Family, friends, colleagues and former students gathered to mourn the loss of Professor Emory Cowen at the Interfaith Chapel this past Saturday.

Cowen, 74, died Nov. 30, 2000 after a long illness.

He was a distinguished professor of psychology and psychiatry at UR, credited with introducing programs focusing on early prevention in troubled children.

Cowen earned a bachelor of arts from Brooklyn College in 1944 and, after serving in the Navy, earned his doctorate from Syracuse University. He joined the UR faculty in 1950 and continued teaching through the spring of 2000.

The method of Primary Mental Health Prevention, founded by Cowen and his colleagues in 1957, has met with great success and praise. It is attributed with preventing emotional and mental problems in children worldwide by promoting wellness early on.

Cowen ?was a giant in the field of mental health, whose work has helped to improve the lives of millions of children,? said Dean of the Faculty Thomas LeBlanc.

Cowen was also director of the Center for Community Study, which implemented his principles of early mental health care. He served as director of the undergraduate counseling service and as assistant and associate chair of the psychology department.

For his many achievements, Cowen was the recipient of prestigious awards including the American Psychological Association?s Award for Distinguished Contributions to Psychology in the Public Interest and the Outstanding Research Contribution Award from the New York State Psychological Association.

Cowen is remembered not only for his contributions to psychology but also for being a wonderful father, mentor and friend.

Cowen?s son Richard described his father as ?persistent, driven, compassionate, loyal and a true role model.?

Jo Ann Pedro-Carrol, who wrote her dissertation under Cowen, said that although he could be a tough mentor at times, ?he took as much care with other people?s work as he did with his own.?

Cowen also had a great affection for children. Pedro-Carrol recalled that even when he was very ill, Cowen had taken the time to write a birthday card to her son.

?Children reveled in their time with Emory,? she said.

Cowen is survived by wife Renee, son Richard and daughter-in-law Katie, son Peter and daughter-in-law Rebecca, son Andrew, daughter Lisa Cowen and four grandchildren, Laura, Jimmy, Timmy and Annie.
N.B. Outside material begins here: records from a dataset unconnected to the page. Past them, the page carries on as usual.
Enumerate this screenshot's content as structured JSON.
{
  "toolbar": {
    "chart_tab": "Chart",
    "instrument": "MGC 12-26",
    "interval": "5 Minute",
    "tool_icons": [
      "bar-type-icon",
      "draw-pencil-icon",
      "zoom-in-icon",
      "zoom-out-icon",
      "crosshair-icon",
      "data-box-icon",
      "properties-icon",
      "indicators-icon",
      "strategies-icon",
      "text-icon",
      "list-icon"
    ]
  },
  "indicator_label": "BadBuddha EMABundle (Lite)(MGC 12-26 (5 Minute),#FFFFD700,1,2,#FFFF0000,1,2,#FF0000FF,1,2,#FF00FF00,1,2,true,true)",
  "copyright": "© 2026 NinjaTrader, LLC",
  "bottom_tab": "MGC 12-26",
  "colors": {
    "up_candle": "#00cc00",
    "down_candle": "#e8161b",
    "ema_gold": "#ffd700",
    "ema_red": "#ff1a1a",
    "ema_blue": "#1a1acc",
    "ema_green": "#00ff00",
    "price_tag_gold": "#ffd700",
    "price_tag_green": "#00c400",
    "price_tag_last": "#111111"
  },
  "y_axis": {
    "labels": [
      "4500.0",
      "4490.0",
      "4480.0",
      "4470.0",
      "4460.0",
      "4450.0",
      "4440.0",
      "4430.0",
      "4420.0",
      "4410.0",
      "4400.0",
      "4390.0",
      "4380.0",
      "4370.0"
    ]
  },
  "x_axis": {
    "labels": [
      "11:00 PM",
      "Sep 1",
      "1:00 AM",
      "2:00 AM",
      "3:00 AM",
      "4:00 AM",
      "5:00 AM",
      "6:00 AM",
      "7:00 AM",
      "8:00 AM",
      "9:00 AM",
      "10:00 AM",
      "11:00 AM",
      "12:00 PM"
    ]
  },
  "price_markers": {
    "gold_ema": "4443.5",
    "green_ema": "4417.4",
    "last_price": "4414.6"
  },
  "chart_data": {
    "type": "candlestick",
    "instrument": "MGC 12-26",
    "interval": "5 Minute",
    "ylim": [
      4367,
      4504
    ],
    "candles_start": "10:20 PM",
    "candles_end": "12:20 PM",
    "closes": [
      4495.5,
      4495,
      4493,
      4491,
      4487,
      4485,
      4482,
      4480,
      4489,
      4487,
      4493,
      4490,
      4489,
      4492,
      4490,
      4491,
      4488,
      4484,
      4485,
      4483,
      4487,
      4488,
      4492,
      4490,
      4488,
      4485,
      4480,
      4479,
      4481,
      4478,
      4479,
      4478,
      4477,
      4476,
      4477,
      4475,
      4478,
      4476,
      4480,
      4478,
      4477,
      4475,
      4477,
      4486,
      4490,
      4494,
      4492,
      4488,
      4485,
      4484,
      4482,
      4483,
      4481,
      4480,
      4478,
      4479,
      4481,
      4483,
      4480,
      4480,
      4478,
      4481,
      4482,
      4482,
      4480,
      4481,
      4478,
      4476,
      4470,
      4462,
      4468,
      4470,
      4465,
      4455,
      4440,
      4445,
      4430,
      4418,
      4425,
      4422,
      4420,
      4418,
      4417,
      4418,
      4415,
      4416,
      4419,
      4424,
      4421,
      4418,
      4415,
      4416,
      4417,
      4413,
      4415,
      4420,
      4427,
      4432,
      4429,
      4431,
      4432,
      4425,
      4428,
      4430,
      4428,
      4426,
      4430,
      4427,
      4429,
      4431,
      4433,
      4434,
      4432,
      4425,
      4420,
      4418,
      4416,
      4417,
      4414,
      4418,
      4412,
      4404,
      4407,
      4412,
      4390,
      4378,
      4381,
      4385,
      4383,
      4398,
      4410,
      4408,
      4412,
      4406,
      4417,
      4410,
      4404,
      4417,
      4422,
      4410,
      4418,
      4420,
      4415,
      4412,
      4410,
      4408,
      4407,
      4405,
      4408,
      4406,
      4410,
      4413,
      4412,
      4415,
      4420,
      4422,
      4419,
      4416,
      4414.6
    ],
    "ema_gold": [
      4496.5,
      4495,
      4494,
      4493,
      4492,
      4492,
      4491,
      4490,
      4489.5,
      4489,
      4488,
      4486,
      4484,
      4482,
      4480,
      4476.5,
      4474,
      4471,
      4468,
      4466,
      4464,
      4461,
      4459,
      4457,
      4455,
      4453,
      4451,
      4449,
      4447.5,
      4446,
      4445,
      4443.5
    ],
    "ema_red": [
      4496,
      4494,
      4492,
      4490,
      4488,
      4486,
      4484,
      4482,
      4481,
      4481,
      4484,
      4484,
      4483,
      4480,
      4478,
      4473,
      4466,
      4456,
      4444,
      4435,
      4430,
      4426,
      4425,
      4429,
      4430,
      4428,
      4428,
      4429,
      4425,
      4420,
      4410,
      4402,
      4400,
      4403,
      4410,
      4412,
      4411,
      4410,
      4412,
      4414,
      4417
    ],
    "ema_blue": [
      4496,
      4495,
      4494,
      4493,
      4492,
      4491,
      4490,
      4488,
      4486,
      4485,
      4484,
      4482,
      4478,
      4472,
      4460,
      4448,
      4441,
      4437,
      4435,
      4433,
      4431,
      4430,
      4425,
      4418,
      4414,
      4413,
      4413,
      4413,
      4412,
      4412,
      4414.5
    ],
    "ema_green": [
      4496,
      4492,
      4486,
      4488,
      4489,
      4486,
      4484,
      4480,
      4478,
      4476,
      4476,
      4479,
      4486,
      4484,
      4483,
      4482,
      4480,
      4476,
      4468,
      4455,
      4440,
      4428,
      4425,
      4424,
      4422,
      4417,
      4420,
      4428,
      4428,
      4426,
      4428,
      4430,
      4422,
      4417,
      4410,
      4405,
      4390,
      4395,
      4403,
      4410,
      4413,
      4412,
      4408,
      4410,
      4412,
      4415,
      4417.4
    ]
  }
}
UR Softball continues dominance with sweeps of Alfred University and Ithaca College

The Yellowjackets swept Alfred University on the road Thursday, winning both games by a score of 5–4.

Dinner for Peace was an unconventional way of protesting for Palestine

The dinner showcased aspects of Palestinian culture. It was a unique way of protesting against the genocide, against the Israeli occupation, against the university’s involvement with the genocide.

Gaza solidarity encampment: Live updates

The Campus Times is live tracking the Gaza solidarity encampment on Wilson Quad and the administrative response to it. Read our updates here.